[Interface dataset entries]

##############################

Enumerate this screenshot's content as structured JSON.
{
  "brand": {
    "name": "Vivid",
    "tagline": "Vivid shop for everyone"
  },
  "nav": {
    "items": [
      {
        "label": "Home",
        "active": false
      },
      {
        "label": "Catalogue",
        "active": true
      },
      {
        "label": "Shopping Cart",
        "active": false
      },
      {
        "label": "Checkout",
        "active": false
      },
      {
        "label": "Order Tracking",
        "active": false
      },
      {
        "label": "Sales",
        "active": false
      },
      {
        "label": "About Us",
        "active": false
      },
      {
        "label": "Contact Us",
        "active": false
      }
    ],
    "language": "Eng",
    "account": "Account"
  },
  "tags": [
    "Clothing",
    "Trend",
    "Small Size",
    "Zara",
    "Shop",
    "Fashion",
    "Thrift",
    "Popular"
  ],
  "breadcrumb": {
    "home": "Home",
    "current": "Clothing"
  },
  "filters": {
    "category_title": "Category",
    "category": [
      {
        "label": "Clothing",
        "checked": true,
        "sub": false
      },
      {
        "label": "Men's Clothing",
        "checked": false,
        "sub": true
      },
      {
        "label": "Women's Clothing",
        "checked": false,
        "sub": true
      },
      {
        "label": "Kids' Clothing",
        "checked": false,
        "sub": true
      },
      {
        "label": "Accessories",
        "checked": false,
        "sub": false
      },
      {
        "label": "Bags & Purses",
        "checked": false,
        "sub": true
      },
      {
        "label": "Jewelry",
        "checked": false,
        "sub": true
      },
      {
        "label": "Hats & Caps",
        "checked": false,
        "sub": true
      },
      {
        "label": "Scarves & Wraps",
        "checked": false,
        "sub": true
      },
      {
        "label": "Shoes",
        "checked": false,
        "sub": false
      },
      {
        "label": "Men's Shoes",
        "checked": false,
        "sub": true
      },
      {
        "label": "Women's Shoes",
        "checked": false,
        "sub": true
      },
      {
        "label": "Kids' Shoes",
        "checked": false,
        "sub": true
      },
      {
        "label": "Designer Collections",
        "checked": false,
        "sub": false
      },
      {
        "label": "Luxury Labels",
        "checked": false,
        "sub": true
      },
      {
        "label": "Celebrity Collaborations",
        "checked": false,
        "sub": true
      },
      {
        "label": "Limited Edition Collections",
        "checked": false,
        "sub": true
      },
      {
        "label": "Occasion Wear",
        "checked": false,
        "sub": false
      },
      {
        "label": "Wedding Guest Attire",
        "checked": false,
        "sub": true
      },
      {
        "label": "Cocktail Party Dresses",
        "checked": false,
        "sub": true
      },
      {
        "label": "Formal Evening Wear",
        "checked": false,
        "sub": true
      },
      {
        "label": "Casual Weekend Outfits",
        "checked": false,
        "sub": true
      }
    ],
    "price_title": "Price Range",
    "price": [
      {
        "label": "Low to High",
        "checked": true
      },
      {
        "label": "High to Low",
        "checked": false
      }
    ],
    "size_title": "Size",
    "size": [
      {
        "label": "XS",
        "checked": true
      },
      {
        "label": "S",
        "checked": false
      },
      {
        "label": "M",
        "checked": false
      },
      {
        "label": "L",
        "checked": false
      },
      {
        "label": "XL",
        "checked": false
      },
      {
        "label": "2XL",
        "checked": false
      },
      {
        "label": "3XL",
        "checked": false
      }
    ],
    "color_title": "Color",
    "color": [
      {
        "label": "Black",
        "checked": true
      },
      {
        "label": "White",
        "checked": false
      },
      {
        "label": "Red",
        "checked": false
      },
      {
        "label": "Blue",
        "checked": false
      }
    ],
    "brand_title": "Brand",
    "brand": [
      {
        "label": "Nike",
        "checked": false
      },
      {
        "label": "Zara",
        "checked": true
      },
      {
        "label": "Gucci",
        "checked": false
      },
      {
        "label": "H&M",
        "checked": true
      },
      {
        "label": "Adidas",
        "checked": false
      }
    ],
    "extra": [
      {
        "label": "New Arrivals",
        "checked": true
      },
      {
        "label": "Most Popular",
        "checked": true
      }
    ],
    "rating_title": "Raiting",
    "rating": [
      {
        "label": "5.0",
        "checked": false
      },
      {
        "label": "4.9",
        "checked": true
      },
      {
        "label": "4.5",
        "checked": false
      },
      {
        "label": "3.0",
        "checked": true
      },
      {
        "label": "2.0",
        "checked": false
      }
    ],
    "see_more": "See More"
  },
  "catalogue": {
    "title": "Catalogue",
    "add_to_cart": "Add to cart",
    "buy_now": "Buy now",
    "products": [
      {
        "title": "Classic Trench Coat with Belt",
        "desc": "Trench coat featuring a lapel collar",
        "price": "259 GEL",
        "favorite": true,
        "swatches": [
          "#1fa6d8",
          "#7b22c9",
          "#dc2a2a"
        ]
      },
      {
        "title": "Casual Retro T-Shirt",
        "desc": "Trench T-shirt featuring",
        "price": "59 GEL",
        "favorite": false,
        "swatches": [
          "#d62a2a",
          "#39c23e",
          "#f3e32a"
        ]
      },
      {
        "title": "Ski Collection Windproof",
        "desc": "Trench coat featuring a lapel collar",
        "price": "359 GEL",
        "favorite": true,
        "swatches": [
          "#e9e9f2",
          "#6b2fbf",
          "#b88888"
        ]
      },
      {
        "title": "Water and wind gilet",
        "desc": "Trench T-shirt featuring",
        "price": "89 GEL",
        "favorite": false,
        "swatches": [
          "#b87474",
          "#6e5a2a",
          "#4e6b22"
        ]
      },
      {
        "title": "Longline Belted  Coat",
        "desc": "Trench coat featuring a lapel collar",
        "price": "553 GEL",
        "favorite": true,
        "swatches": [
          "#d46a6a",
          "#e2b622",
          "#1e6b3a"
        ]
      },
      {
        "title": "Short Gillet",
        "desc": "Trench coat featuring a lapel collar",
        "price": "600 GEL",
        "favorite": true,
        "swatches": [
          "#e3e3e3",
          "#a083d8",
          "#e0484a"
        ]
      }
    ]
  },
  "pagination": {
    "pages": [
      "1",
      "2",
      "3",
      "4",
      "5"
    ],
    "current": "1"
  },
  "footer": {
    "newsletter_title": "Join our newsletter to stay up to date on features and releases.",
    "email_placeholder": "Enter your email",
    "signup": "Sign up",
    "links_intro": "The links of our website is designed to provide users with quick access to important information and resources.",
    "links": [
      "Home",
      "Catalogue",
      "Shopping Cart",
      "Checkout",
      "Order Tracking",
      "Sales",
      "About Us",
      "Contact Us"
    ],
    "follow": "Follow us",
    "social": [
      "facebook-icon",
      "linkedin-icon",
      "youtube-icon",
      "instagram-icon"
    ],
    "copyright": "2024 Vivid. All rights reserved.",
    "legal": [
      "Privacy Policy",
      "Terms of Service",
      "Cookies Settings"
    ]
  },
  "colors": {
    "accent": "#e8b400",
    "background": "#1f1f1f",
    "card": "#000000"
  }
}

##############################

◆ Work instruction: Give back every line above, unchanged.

◆ Expected answer:
Enumerate this screenshot's content as structured JSON.
{
  "brand": {
    "name": "Vivid",
    "tagline": "Vivid shop for everyone"
  },
  "nav": {
    "items": [
      {
        "label": "Home",
        "active": false
      },
      {
        "label": "Catalogue",
        "active": true
      },
      {
        "label": "Shopping Cart",
        "active": false
      },
      {
        "label": "Checkout",
        "active": false
      },
      {
        "label": "Order Tracking",
        "active": false
      },
      {
        "label": "Sales",
        "active": false
      },
      {
        "label": "About Us",
        "active": false
      },
      {
        "label": "Contact Us",
        "active": false
      }
    ],
    "language": "Eng",
    "account": "Account"
  },
  "tags": [
    "Clothing",
    "Trend",
    "Small Size",
    "Zara",
    "Shop",
    "Fashion",
    "Thrift",
    "Popular"
  ],
  "breadcrumb": {
    "home": "Home",
    "current": "Clothing"
  },
  "filters": {
    "category_title": "Category",
    "category": [
      {
        "label": "Clothing",
        "checked": true,
        "sub": false
      },
      {
        "label": "Men's Clothing",
        "checked": false,
        "sub": true
      },
      {
        "label": "Women's Clothing",
        "checked": false,
        "sub": true
      },
      {
        "label": "Kids' Clothing",
        "checked": false,
        "sub": true
      },
      {
        "label": "Accessories",
        "checked": false,
        "sub": false
      },
      {
        "label": "Bags & Purses",
        "checked": false,
        "sub": true
      },
      {
        "label": "Jewelry",
        "checked": false,
        "sub": true
      },
      {
        "label": "Hats & Caps",
        "checked": false,
        "sub": true
      },
      {
        "label": "Scarves & Wraps",
        "checked": false,
        "sub": true
      },
      {
        "label": "Shoes",
        "checked": false,
        "sub": false
      },
      {
        "label": "Men's Shoes",
        "checked": false,
        "sub": true
      },
      {
        "label": "Women's Shoes",
        "checked": false,
        "sub": true
      },
      {
        "label": "Kids' Shoes",
        "checked": false,
        "sub": true
      },
      {
        "label": "Designer Collections",
        "checked": false,
        "sub": false
      },
      {
        "label": "Luxury Labels",
        "checked": false,
        "sub": true
      },
      {
        "label": "Celebrity Collaborations",
        "checked": false,
        "sub": true
      },
      {
        "label": "Limited Edition Collections",
        "checked": false,
        "sub": true
      },
      {
        "label": "Occasion Wear",
        "checked": false,
        "sub": false
      },
      {
        "label": "Wedding Guest Attire",
        "checked": false,
        "sub": true
      },
      {
        "label": "Cocktail Party Dresses",
        "checked": false,
        "sub": true
      },
      {
        "label": "Formal Evening Wear",
        "checked": false,
        "sub": true
      },
      {
        "label": "Casual Weekend Outfits",
        "checked": false,
        "sub": true
      }
    ],
    "price_title": "Price Range",
    "price": [
      {
        "label": "Low to High",
        "checked": true
      },
      {
        "label": "High to Low",
        "checked": false
      }
    ],
    "size_title": "Size",
    "size": [
      {
        "label": "XS",
        "checked": true
      },
      {
        "label": "S",
        "checked": false
      },
      {
        "label": "M",
        "checked": false
      },
      {
        "label": "L",
        "checked": false
      },
      {
        "label": "XL",
        "checked": false
      },
      {
        "label": "2XL",
        "checked": false
      },
      {
        "label": "3XL",
        "checked": false
      }
    ],
    "color_title": "Color",
    "color": [
      {
        "label": "Black",
        "checked": true
      },
      {
        "label": "White",
        "checked": false
      },
      {
        "label": "Red",
        "checked": false
      },
      {
        "label": "Blue",
        "checked": false
      }
    ],
    "brand_title": "Brand",
    "brand": [
      {
        "label": "Nike",
        "checked": false
      },
      {
        "label": "Zara",
        "checked": true
      },
      {
        "label": "Gucci",
        "checked": false
      },
      {
        "label": "H&M",
        "checked": true
      },
      {
        "label": "Adidas",
        "checked": false
      }
    ],
    "extra": [
      {
        "label": "New Arrivals",
        "checked": true
      },
      {
        "label": "Most Popular",
        "checked": true
      }
    ],
    "rating_title": "Raiting",
    "rating": [
      {
        "label": "5.0",
        "checked": false
      },
      {
        "label": "4.9",
        "checked": true
      },
      {
        "label": "4.5",
        "checked": false
      },
      {
        "label": "3.0",
        "checked": true
      },
      {
        "label": "2.0",
        "checked": false
      }
    ],
    "see_more": "See More"
  },
  "catalogue": {
    "title": "Catalogue",
    "add_to_cart": "Add to cart",
    "buy_now": "Buy now",
    "products": [
      {
        "title": "Classic Trench Coat with Belt",
        "desc": "Trench coat featuring a lapel collar",
        "price": "259 GEL",
        "favorite": true,
        "swatches": [
          "#1fa6d8",
          "#7b22c9",
          "#dc2a2a"
        ]
      },
      {
        "title": "Casual Retro T-Shirt",
        "desc": "Trench T-shirt featuring",
        "price": "59 GEL",
        "favorite": false,
        "swatches": [
          "#d62a2a",
          "#39c23e",
          "#f3e32a"
        ]
      },
      {
        "title": "Ski Collection Windproof",
        "desc": "Trench coat featuring a lapel collar",
        "price": "359 GEL",
        "favorite": true,
        "swatches": [
          "#e9e9f2",
          "#6b2fbf",
          "#b88888"
        ]
      },
      {
        "title": "Water and wind gilet",
        "desc": "Trench T-shirt featuring",
        "price": "89 GEL",
        "favorite": false,
        "swatches": [
          "#b87474",
          "#6e5a2a",
          "#4e6b22"
        ]
      },
      {
        "title": "Longline Belted  Coat",
        "desc": "Trench coat featuring a lapel collar",
        "price": "553 GEL",
        "favorite": true,
        "swatches": [
          "#d46a6a",
          "#e2b622",
          "#1e6b3a"
        ]
      },
      {
        "title": "Short Gillet",
        "desc": "Trench coat featuring a lapel collar",
        "price": "600 GEL",
        "favorite": true,
        "swatches": [
          "#e3e3e3",
          "#a083d8",
          "#e0484a"
        ]
      }
    ]
  },
  "pagination": {
    "pages": [
      "1",
      "2",
      "3",
      "4",
      "5"
    ],
    "current": "1"
  },
  "footer": {
    "newsletter_title": "Join our newsletter to stay up to date on features and releases.",
    "email_placeholder": "Enter your email",
    "signup": "Sign up",
    "links_intro": "The links of our website is designed to provide users with quick access to important information and resources.",
    "links": [
      "Home",
      "Catalogue",
      "Shopping Cart",
      "Checkout",
      "Order Tracking",
      "Sales",
      "About Us",
      "Contact Us"
    ],
    "follow": "Follow us",
    "social": [
      "facebook-icon",
      "linkedin-icon",
      "youtube-icon",
      "instagram-icon"
    ],
    "copyright": "2024 Vivid. All rights reserved.",
    "legal": [
      "Privacy Policy",
      "Terms of Service",
      "Cookies Settings"
    ]
  },
  "colors": {
    "accent": "#e8b400",
    "background": "#1f1f1f",
    "card": "#000000"
  }
}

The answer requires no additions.